Your answer should be the records, restated word for word.

| Dataset records |
....
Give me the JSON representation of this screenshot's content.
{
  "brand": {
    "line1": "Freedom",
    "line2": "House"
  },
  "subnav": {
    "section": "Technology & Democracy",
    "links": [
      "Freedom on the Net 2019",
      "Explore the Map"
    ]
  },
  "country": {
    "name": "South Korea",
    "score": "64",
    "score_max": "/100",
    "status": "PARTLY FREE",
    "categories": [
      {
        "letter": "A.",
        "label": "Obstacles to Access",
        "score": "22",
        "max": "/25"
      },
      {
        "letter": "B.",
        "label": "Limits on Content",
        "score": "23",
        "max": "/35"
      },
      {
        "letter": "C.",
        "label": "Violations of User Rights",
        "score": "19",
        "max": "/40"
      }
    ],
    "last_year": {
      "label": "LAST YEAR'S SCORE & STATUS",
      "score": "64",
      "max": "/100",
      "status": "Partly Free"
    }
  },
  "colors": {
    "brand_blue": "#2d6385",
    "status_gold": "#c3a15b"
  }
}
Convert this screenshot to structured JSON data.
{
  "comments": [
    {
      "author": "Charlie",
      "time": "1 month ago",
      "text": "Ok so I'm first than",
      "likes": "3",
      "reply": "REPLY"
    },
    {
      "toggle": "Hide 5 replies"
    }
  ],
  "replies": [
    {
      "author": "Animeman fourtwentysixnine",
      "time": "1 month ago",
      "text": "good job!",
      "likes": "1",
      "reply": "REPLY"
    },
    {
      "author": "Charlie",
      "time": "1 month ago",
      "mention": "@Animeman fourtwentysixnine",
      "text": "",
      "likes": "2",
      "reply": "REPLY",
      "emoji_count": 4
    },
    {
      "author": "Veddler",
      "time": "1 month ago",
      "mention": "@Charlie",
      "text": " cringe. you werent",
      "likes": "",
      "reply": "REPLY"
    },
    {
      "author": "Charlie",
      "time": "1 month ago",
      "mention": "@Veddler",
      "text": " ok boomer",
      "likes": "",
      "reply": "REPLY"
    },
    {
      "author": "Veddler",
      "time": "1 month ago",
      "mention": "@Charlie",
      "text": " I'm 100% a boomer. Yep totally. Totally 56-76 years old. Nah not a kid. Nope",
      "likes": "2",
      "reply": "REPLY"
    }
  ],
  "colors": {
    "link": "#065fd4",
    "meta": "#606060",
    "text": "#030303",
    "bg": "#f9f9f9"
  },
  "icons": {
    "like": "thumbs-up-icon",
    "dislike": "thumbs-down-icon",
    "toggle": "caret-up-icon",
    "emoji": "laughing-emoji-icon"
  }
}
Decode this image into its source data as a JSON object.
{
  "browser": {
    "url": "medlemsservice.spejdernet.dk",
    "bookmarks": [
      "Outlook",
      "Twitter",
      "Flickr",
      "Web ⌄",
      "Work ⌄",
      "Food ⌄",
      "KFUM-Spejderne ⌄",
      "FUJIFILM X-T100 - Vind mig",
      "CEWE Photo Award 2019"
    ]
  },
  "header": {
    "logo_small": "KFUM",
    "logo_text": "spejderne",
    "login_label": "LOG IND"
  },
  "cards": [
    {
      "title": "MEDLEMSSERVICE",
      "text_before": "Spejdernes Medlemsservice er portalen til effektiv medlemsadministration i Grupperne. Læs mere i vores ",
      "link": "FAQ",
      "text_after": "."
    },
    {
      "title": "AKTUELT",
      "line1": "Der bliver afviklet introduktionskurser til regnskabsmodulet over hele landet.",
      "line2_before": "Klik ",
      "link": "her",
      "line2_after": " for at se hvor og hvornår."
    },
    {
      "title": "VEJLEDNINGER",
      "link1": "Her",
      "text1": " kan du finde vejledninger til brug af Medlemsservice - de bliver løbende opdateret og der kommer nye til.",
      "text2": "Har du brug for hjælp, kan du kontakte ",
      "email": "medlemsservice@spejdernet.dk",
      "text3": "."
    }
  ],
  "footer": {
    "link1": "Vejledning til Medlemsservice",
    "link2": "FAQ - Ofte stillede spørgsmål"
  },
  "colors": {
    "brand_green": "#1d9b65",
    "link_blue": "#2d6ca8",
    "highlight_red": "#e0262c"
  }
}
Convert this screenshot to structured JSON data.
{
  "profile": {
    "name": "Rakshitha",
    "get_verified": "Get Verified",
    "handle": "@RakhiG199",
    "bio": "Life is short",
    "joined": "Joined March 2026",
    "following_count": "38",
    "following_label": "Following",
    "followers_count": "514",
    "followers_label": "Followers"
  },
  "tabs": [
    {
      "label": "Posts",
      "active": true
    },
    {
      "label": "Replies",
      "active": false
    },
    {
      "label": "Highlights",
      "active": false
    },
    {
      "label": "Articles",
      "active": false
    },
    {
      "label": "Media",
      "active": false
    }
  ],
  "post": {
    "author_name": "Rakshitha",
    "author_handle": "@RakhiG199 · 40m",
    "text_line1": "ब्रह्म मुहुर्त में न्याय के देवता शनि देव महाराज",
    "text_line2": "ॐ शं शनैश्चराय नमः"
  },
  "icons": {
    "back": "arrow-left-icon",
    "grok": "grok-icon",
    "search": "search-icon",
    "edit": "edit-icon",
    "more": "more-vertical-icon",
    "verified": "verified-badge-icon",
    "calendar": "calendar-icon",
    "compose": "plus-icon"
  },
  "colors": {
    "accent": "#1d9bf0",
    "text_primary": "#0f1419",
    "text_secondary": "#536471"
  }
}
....
| Solution to this problem |
Give me the JSON representation of this screenshot's content.
{
  "brand": {
    "line1": "Freedom",
    "line2": "House"
  },
  "subnav": {
    "section": "Technology & Democracy",
    "links": [
      "Freedom on the Net 2019",
      "Explore the Map"
    ]
  },
  "country": {
    "name": "South Korea",
    "score": "64",
    "score_max": "/100",
    "status": "PARTLY FREE",
    "categories": [
      {
        "letter": "A.",
        "label": "Obstacles to Access",
        "score": "22",
        "max": "/25"
      },
      {
        "letter": "B.",
        "label": "Limits on Content",
        "score": "23",
        "max": "/35"
      },
      {
        "letter": "C.",
        "label": "Violations of User Rights",
        "score": "19",
        "max": "/40"
      }
    ],
    "last_year": {
      "label": "LAST YEAR'S SCORE & STATUS",
      "score": "64",
      "max": "/100",
      "status": "Partly Free"
    }
  },
  "colors": {
    "brand_blue": "#2d6385",
    "status_gold": "#c3a15b"
  }
}
Convert this screenshot to structured JSON data.
{
  "comments": [
    {
      "author": "Charlie",
      "time": "1 month ago",
      "text": "Ok so I'm first than",
      "likes": "3",
      "reply": "REPLY"
    },
    {
      "toggle": "Hide 5 replies"
    }
  ],
  "replies": [
    {
      "author": "Animeman fourtwentysixnine",
      "time": "1 month ago",
      "text": "good job!",
      "likes": "1",
      "reply": "REPLY"
    },
    {
      "author": "Charlie",
      "time": "1 month ago",
      "mention": "@Animeman fourtwentysixnine",
      "text": "",
      "likes": "2",
      "reply": "REPLY",
      "emoji_count": 4
    },
    {
      "author": "Veddler",
      "time": "1 month ago",
      "mention": "@Charlie",
      "text": " cringe. you werent",
      "likes": "",
      "reply": "REPLY"
    },
    {
      "author": "Charlie",
      "time": "1 month ago",
      "mention": "@Veddler",
      "text": " ok boomer",
      "likes": "",
      "reply": "REPLY"
    },
    {
      "author": "Veddler",
      "time": "1 month ago",
      "mention": "@Charlie",
      "text": " I'm 100% a boomer. Yep totally. Totally 56-76 years old. Nah not a kid. Nope",
      "likes": "2",
      "reply": "REPLY"
    }
  ],
  "colors": {
    "link": "#065fd4",
    "meta": "#606060",
    "text": "#030303",
    "bg": "#f9f9f9"
  },
  "icons": {
    "like": "thumbs-up-icon",
    "dislike": "thumbs-down-icon",
    "toggle": "caret-up-icon",
    "emoji": "laughing-emoji-icon"
  }
}
Decode this image into its source data as a JSON object.
{
  "browser": {
    "url": "medlemsservice.spejdernet.dk",
    "bookmarks": [
      "Outlook",
      "Twitter",
      "Flickr",
      "Web ⌄",
      "Work ⌄",
      "Food ⌄",
      "KFUM-Spejderne ⌄",
      "FUJIFILM X-T100 - Vind mig",
      "CEWE Photo Award 2019"
    ]
  },
  "header": {
    "logo_small": "KFUM",
    "logo_text": "spejderne",
    "login_label": "LOG IND"
  },
  "cards": [
    {
      "title": "MEDLEMSSERVICE",
      "text_before": "Spejdernes Medlemsservice er portalen til effektiv medlemsadministration i Grupperne. Læs mere i vores ",
      "link": "FAQ",
      "text_after": "."
    },
    {
      "title": "AKTUELT",
      "line1": "Der bliver afviklet introduktionskurser til regnskabsmodulet over hele landet.",
      "line2_before": "Klik ",
      "link": "her",
      "line2_after": " for at se hvor og hvornår."
    },
    {
      "title": "VEJLEDNINGER",
      "link1": "Her",
      "text1": " kan du finde vejledninger til brug af Medlemsservice - de bliver løbende opdateret og der kommer nye til.",
      "text2": "Har du brug for hjælp, kan du kontakte ",
      "email": "medlemsservice@spejdernet.dk",
      "text3": "."
    }
  ],
  "footer": {
    "link1": "Vejledning til Medlemsservice",
    "link2": "FAQ - Ofte stillede spørgsmål"
  },
  "colors": {
    "brand_green": "#1d9b65",
    "link_blue": "#2d6ca8",
    "highlight_red": "#e0262c"
  }
}
Convert this screenshot to structured JSON data.
{
  "profile": {
    "name": "Rakshitha",
    "get_verified": "Get Verified",
    "handle": "@RakhiG199",
    "bio": "Life is short",
    "joined": "Joined March 2026",
    "following_count": "38",
    "following_label": "Following",
    "followers_count": "514",
    "followers_label": "Followers"
  },
  "tabs": [
    {
      "label": "Posts",
      "active": true
    },
    {
      "label": "Replies",
      "active": false
    },
    {
      "label": "Highlights",
      "active": false
    },
    {
      "label": "Articles",
      "active": false
    },
    {
      "label": "Media",
      "active": false
    }
  ],
  "post": {
    "author_name": "Rakshitha",
    "author_handle": "@RakhiG199 · 40m",
    "text_line1": "ब्रह्म मुहुर्त में न्याय के देवता शनि देव महाराज",
    "text_line2": "ॐ शं शनैश्चराय नमः"
  },
  "icons": {
    "back": "arrow-left-icon",
    "grok": "grok-icon",
    "search": "search-icon",
    "edit": "edit-icon",
    "more": "more-vertical-icon",
    "verified": "verified-badge-icon",
    "calendar": "calendar-icon",
    "compose": "plus-icon"
  },
  "colors": {
    "accent": "#1d9bf0",
    "text_primary": "#0f1419",
    "text_secondary": "#536471"
  }
}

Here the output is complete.